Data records
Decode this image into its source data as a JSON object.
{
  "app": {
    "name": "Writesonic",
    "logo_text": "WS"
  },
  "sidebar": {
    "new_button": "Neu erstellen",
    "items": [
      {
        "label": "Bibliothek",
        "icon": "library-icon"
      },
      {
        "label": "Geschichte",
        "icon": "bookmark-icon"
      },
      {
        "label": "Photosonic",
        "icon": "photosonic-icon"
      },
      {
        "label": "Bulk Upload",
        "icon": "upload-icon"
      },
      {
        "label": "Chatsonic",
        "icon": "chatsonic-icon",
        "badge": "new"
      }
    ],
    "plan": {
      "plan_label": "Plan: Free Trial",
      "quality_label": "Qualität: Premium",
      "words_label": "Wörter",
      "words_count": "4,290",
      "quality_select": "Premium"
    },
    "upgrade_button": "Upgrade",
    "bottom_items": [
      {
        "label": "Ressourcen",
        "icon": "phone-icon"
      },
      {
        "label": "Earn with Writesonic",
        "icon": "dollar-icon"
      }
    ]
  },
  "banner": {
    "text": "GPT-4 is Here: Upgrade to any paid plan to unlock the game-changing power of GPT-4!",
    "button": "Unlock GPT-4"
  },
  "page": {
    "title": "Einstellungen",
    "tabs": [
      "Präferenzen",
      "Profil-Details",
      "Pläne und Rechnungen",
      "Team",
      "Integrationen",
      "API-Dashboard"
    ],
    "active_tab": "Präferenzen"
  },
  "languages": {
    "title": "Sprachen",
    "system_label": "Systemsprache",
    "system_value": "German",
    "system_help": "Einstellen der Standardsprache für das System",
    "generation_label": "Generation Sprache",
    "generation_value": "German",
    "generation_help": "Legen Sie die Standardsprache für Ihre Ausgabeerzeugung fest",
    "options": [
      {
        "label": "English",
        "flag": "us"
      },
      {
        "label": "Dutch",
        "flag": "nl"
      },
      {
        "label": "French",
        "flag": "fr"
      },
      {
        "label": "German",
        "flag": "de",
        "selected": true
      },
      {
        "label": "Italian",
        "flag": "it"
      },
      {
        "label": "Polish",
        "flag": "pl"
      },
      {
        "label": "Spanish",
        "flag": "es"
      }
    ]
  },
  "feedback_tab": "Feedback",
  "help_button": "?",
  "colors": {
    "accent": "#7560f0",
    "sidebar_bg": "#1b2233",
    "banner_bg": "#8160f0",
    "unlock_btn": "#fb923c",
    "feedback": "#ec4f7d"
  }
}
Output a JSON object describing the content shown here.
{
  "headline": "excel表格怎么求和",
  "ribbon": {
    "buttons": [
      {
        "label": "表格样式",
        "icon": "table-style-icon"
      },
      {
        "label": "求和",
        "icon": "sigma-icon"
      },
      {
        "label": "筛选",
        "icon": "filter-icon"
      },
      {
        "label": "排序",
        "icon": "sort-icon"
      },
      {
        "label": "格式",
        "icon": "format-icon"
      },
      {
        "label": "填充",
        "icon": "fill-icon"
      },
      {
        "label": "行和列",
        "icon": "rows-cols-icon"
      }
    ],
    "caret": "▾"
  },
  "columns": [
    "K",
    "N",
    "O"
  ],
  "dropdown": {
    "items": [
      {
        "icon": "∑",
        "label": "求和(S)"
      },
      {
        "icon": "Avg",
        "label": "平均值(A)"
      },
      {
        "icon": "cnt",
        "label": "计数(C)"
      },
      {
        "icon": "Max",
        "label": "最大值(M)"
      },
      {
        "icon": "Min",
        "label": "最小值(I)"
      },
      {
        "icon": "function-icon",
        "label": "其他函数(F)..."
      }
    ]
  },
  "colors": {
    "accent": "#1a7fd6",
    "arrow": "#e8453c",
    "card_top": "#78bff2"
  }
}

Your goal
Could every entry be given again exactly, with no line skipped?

Result of this exercise
Decode this image into its source data as a JSON object.
{
  "app": {
    "name": "Writesonic",
    "logo_text": "WS"
  },
  "sidebar": {
    "new_button": "Neu erstellen",
    "items": [
      {
        "label": "Bibliothek",
        "icon": "library-icon"
      },
      {
        "label": "Geschichte",
        "icon": "bookmark-icon"
      },
      {
        "label": "Photosonic",
        "icon": "photosonic-icon"
      },
      {
        "label": "Bulk Upload",
        "icon": "upload-icon"
      },
      {
        "label": "Chatsonic",
        "icon": "chatsonic-icon",
        "badge": "new"
      }
    ],
    "plan": {
      "plan_label": "Plan: Free Trial",
      "quality_label": "Qualität: Premium",
      "words_label": "Wörter",
      "words_count": "4,290",
      "quality_select": "Premium"
    },
    "upgrade_button": "Upgrade",
    "bottom_items": [
      {
        "label": "Ressourcen",
        "icon": "phone-icon"
      },
      {
        "label": "Earn with Writesonic",
        "icon": "dollar-icon"
      }
    ]
  },
  "banner": {
    "text": "GPT-4 is Here: Upgrade to any paid plan to unlock the game-changing power of GPT-4!",
    "button": "Unlock GPT-4"
  },
  "page": {
    "title": "Einstellungen",
    "tabs": [
      "Präferenzen",
      "Profil-Details",
      "Pläne und Rechnungen",
      "Team",
      "Integrationen",
      "API-Dashboard"
    ],
    "active_tab": "Präferenzen"
  },
  "languages": {
    "title": "Sprachen",
    "system_label": "Systemsprache",
    "system_value": "German",
    "system_help": "Einstellen der Standardsprache für das System",
    "generation_label": "Generation Sprache",
    "generation_value": "German",
    "generation_help": "Legen Sie die Standardsprache für Ihre Ausgabeerzeugung fest",
    "options": [
      {
        "label": "English",
        "flag": "us"
      },
      {
        "label": "Dutch",
        "flag": "nl"
      },
      {
        "label": "French",
        "flag": "fr"
      },
      {
        "label": "German",
        "flag": "de",
        "selected": true
      },
      {
        "label": "Italian",
        "flag": "it"
      },
      {
        "label": "Polish",
        "flag": "pl"
      },
      {
        "label": "Spanish",
        "flag": "es"
      }
    ]
  },
  "feedback_tab": "Feedback",
  "help_button": "?",
  "colors": {
    "accent": "#7560f0",
    "sidebar_bg": "#1b2233",
    "banner_bg": "#8160f0",
    "unlock_btn": "#fb923c",
    "feedback": "#ec4f7d"
  }
}
Output a JSON object describing the content shown here.
{
  "headline": "excel表格怎么求和",
  "ribbon": {
    "buttons": [
      {
        "label": "表格样式",
        "icon": "table-style-icon"
      },
      {
        "label": "求和",
        "icon": "sigma-icon"
      },
      {
        "label": "筛选",
        "icon": "filter-icon"
      },
      {
        "label": "排序",
        "icon": "sort-icon"
      },
      {
        "label": "格式",
        "icon": "format-icon"
      },
      {
        "label": "填充",
        "icon": "fill-icon"
      },
      {
        "label": "行和列",
        "icon": "rows-cols-icon"
      }
    ],
    "caret": "▾"
  },
  "columns": [
    "K",
    "N",
    "O"
  ],
  "dropdown": {
    "items": [
      {
        "icon": "∑",
        "label": "求和(S)"
      },
      {
        "icon": "Avg",
        "label": "平均值(A)"
      },
      {
        "icon": "cnt",
        "label": "计数(C)"
      },
      {
        "icon": "Max",
        "label": "最大值(M)"
      },
      {
        "icon": "Min",
        "label": "最小值(I)"
      },
      {
        "icon": "function-icon",
        "label": "其他函数(F)..."
      }
    ]
  },
  "colors": {
    "accent": "#1a7fd6",
    "arrow": "#e8453c",
    "card_top": "#78bff2"
  }
}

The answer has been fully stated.